Task statement: Read through the records. Copy each line that has the word "Thread".

+---+

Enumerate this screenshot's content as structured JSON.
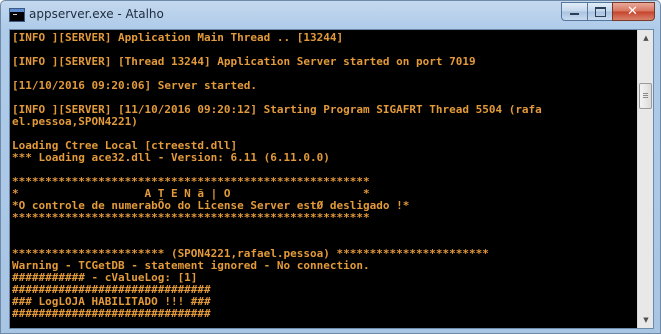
{
  "window": {
    "title": "appserver.exe - Atalho",
    "close_glyph": "✕"
  },
  "icons": {
    "app": "console-window-icon",
    "minimize": "minimize-icon",
    "maximize": "maximize-icon",
    "close": "close-icon",
    "scroll_up": "chevron-up-icon",
    "scroll_down": "chevron-down-icon"
  },
  "console": {
    "text_color": "#e39a3a",
    "background": "#000000",
    "lines": [
      "[INFO ][SERVER] Application Main Thread .. [13244]",
      "",
      "[INFO ][SERVER] [Thread 13244] Application Server started on port 7019",
      "",
      "[11/10/2016 09:20:06] Server started.",
      "",
      "[INFO ][SERVER] [11/10/2016 09:20:12] Starting Program SIGAFRT Thread 5504 (rafa",
      "el.pessoa,SPON4221)",
      "",
      "Loading Ctree Local [ctreestd.dll]",
      "*** Loading ace32.dll - Version: 6.11 (6.11.0.0)",
      "",
      "******************************************************",
      "*                   A T E N ã | O                    *",
      "*O controle de numerabÕo do License Server estØ desligado !*",
      "******************************************************",
      "",
      "",
      "*********************** (SPON4221,rafael.pessoa) ***********************",
      "Warning - TCGetDB - statement ignored - No connection.",
      "########### - cValueLog: [1]",
      "##############################",
      "### LogLOJA HABILITADO !!! ###",
      "##############################",
      ""
    ]
  },
  "scrollbar": {
    "up_glyph": "▲",
    "down_glyph": "▼"
  }
}
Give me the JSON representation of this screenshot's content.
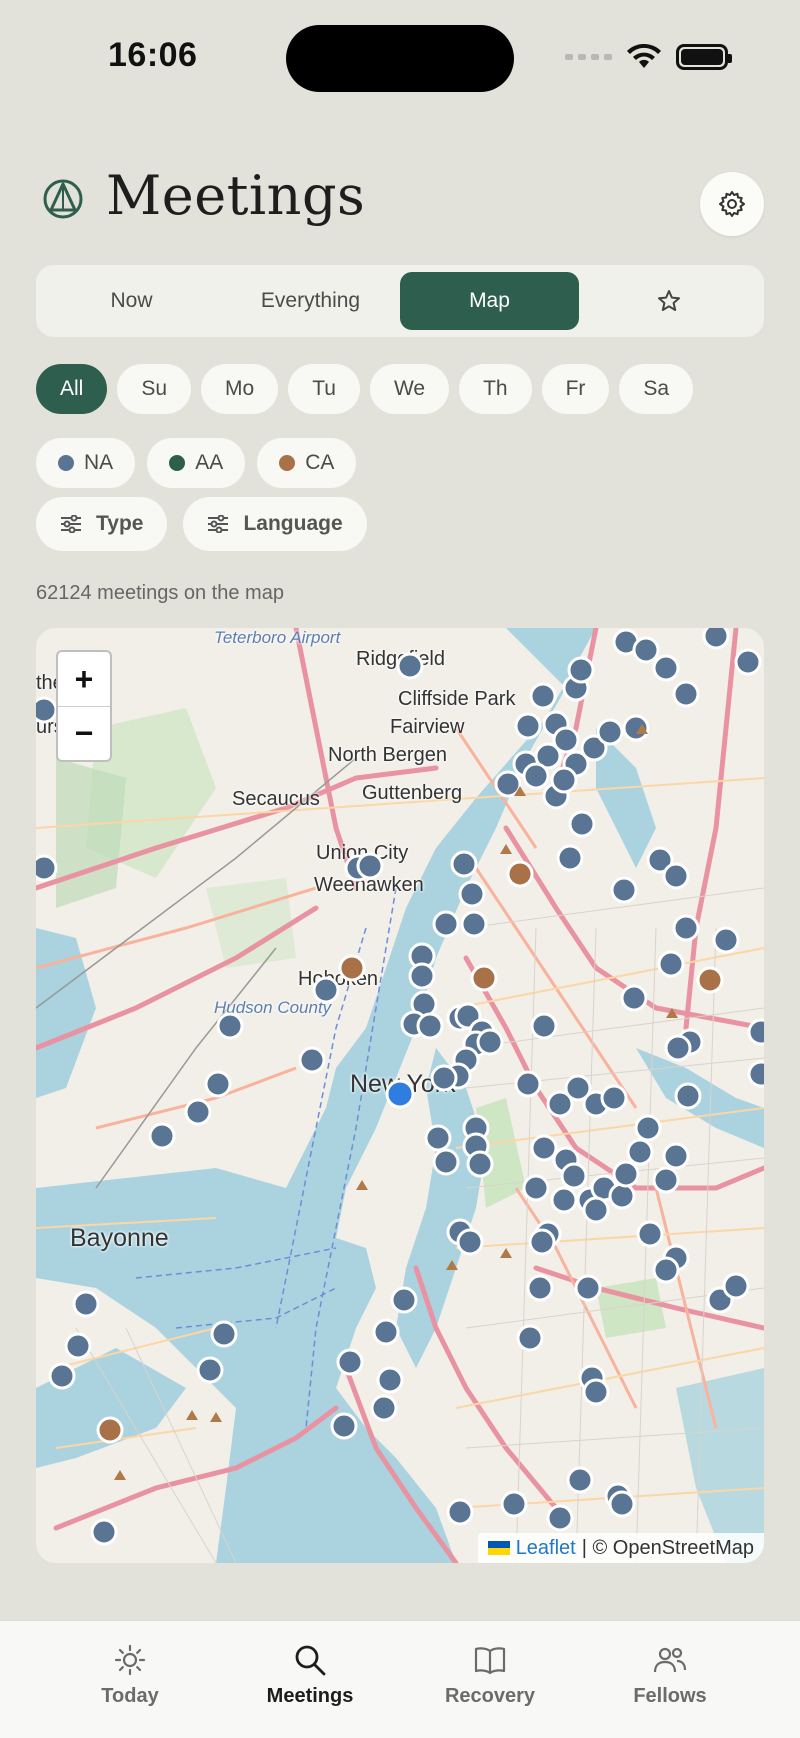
{
  "status_bar": {
    "time": "16:06"
  },
  "header": {
    "title": "Meetings",
    "logo_icon": "compass-triangle-icon",
    "settings_icon": "gear-icon"
  },
  "segments": [
    {
      "label": "Now",
      "active": false
    },
    {
      "label": "Everything",
      "active": false
    },
    {
      "label": "Map",
      "active": true
    },
    {
      "label": "",
      "icon": "star-icon",
      "active": false
    }
  ],
  "days": [
    "All",
    "Su",
    "Mo",
    "Tu",
    "We",
    "Th",
    "Fr",
    "Sa"
  ],
  "days_active": "All",
  "fellowships": [
    {
      "label": "NA",
      "color": "#5a7594"
    },
    {
      "label": "AA",
      "color": "#2e5e4e"
    },
    {
      "label": "CA",
      "color": "#a87148"
    }
  ],
  "filters": [
    {
      "label": "Type",
      "icon": "sliders-icon"
    },
    {
      "label": "Language",
      "icon": "sliders-icon"
    }
  ],
  "count_text": "62124 meetings on the map",
  "map": {
    "zoom_in": "+",
    "zoom_out": "−",
    "attribution_link": "Leaflet",
    "attribution_text": "| © OpenStreetMap",
    "labels": {
      "ridgefield": "Ridgefield",
      "cliffside": "Cliffside Park",
      "fairview": "Fairview",
      "north_bergen": "North Bergen",
      "guttenberg": "Guttenberg",
      "secaucus": "Secaucus",
      "union_city": "Union City",
      "weehawken": "Weehawken",
      "hoboken": "Hoboken",
      "new_york": "New York",
      "bayonne": "Bayonne",
      "rutherford": "therford",
      "lyndhurst": "urst",
      "teterboro": "Teterboro Airport",
      "hudson": "Hudson County"
    }
  },
  "tabbar": [
    {
      "label": "Today",
      "icon": "sun-icon",
      "active": false
    },
    {
      "label": "Meetings",
      "icon": "search-icon",
      "active": true
    },
    {
      "label": "Recovery",
      "icon": "book-icon",
      "active": false
    },
    {
      "label": "Fellows",
      "icon": "people-icon",
      "active": false
    }
  ]
}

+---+

Written solution:
      "[INFO ][SERVER] Application Main Thread .. [13244]",
      "[INFO ][SERVER] [Thread 13244] Application Server started on port 7019",
      "[INFO ][SERVER] [11/10/2016 09:20:12] Starting Program SIGAFRT Thread 5504 (rafa",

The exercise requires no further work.